synthetic polymer paint on belgian linen
151 x 91cm
Delmore Gallery, NT
Private Collection, NSW
Cooee Art Gallery, NSW
Emily & Her Legacy, May 2008, Art Front Gallery Hillside Forum Tokyo
Of My Country: Emily Kame Kngwarreye. The Applied Chemicals Collection, Bendigo Art Gallery May 1999 and touring various venues throughout Victoria and New South Wales June 1999-April 2000
Cooee Art Gallery at Australian Galleries, April 2016, Australian Galleries Sydney
These abandoned gestural strokes are energetic, focusing on the fertile anticipation of a good season of bush tucker in the desert.The composition of line and colour is very pacey, with the palette repesenting the colours of ripening fruits and flowers.This flower Kame changes in colour with the age of the plant, the constituents of the soil and the season.
Awelye the ceremonial expression, releases the spiritual power that nurtures fertility and hardiness. The belief thaty good seasons always return, that the yam ‘always comes back’, is fundamental to understanding the desert environment, and therefore survival.
A parallel layer of expression runs with the fundamental understanding of awelye that being of basic human nature, understanding it, and abiding by the rules set down by society in order that it too, will survive.
‘the emu he likes that kame a little bit, Thats all. The flower is mainly white,sometimes a litlle bit yellow,pink yoo. That’s right,it changes colour a bit”

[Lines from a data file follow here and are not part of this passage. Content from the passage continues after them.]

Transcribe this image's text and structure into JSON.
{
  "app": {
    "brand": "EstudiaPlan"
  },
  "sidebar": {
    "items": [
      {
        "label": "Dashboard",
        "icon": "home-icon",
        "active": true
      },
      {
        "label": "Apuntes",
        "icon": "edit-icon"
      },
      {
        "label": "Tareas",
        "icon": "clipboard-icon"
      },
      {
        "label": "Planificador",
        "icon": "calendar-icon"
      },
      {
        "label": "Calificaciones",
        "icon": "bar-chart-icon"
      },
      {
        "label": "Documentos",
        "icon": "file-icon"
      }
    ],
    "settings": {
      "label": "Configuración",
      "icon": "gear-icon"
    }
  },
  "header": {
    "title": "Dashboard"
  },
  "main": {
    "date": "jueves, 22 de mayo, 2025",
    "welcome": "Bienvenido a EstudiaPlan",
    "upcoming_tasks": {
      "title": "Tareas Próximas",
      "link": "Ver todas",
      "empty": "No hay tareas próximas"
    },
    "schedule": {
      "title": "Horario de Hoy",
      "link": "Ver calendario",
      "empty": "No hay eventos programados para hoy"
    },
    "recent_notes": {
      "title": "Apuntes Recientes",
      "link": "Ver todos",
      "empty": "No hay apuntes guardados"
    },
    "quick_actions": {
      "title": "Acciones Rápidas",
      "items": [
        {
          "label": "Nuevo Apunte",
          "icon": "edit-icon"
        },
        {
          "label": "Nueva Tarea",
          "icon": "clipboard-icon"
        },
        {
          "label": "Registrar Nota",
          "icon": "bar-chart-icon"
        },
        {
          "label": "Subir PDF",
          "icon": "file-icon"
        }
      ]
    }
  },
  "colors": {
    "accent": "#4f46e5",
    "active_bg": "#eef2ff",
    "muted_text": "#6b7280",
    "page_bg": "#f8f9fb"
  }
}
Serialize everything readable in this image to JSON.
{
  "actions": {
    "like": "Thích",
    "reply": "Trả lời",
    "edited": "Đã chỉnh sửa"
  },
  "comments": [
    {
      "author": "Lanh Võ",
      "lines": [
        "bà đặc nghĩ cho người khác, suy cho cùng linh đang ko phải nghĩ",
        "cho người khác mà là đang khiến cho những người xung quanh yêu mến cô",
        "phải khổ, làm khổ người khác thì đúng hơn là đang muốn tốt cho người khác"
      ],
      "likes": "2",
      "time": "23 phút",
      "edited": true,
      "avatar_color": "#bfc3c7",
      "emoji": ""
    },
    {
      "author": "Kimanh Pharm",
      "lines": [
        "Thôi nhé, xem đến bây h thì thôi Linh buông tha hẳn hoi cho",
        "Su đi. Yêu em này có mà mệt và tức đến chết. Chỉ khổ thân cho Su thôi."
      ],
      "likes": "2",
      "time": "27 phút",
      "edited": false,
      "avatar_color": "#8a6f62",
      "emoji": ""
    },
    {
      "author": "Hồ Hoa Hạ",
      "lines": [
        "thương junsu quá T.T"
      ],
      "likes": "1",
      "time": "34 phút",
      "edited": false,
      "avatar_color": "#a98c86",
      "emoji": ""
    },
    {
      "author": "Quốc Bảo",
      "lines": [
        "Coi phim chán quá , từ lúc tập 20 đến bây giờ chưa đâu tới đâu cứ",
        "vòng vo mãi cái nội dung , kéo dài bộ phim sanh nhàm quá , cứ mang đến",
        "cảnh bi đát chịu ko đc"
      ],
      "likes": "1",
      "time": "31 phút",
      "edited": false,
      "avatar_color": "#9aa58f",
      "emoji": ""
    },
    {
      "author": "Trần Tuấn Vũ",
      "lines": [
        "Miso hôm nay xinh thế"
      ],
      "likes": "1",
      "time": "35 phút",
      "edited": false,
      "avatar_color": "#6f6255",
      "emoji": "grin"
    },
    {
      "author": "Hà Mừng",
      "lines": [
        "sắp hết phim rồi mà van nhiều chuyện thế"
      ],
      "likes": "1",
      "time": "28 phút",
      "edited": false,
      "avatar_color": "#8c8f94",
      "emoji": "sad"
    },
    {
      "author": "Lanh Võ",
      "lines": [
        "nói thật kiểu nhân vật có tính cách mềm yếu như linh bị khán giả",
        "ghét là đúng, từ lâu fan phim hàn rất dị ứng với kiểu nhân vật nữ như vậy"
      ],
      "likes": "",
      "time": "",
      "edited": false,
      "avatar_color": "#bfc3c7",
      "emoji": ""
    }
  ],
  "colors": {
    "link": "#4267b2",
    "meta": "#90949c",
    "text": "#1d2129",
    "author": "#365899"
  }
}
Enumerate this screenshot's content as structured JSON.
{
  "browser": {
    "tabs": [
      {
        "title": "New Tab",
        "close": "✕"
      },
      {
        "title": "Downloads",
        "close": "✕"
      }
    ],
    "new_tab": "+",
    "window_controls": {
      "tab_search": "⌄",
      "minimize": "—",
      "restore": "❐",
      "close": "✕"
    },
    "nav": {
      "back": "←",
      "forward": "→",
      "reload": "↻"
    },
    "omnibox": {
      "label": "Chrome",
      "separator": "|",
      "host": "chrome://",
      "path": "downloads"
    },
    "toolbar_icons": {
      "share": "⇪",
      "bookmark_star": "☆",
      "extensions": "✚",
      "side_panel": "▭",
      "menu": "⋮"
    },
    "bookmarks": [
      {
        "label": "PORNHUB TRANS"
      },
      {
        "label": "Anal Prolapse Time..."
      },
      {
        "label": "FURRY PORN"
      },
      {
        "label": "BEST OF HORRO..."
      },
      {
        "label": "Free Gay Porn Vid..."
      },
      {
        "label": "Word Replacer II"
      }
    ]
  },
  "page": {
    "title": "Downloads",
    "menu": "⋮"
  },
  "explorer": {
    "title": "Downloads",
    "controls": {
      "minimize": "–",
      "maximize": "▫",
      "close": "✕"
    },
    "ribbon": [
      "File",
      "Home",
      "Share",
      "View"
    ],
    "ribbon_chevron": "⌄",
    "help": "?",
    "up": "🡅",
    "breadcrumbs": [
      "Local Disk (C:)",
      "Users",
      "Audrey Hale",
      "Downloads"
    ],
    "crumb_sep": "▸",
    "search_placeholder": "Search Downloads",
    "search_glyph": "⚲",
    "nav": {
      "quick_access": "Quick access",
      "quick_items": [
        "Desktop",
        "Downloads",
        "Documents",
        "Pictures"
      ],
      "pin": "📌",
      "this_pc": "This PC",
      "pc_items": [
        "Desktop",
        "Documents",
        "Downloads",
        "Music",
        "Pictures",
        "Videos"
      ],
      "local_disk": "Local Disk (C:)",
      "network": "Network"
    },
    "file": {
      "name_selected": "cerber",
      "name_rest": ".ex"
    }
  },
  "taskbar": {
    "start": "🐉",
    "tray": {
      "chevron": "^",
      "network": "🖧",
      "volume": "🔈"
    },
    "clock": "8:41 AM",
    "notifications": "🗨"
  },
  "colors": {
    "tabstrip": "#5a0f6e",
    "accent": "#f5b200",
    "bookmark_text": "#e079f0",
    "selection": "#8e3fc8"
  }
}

It is clear that Emily was a strong holder of the law and a personification of the Altyerre (identity) for the Yam. She is informing us about the country,exploring mental images of a spectacular harvest and sharing with us something of herself -kame ,yam seed and flower.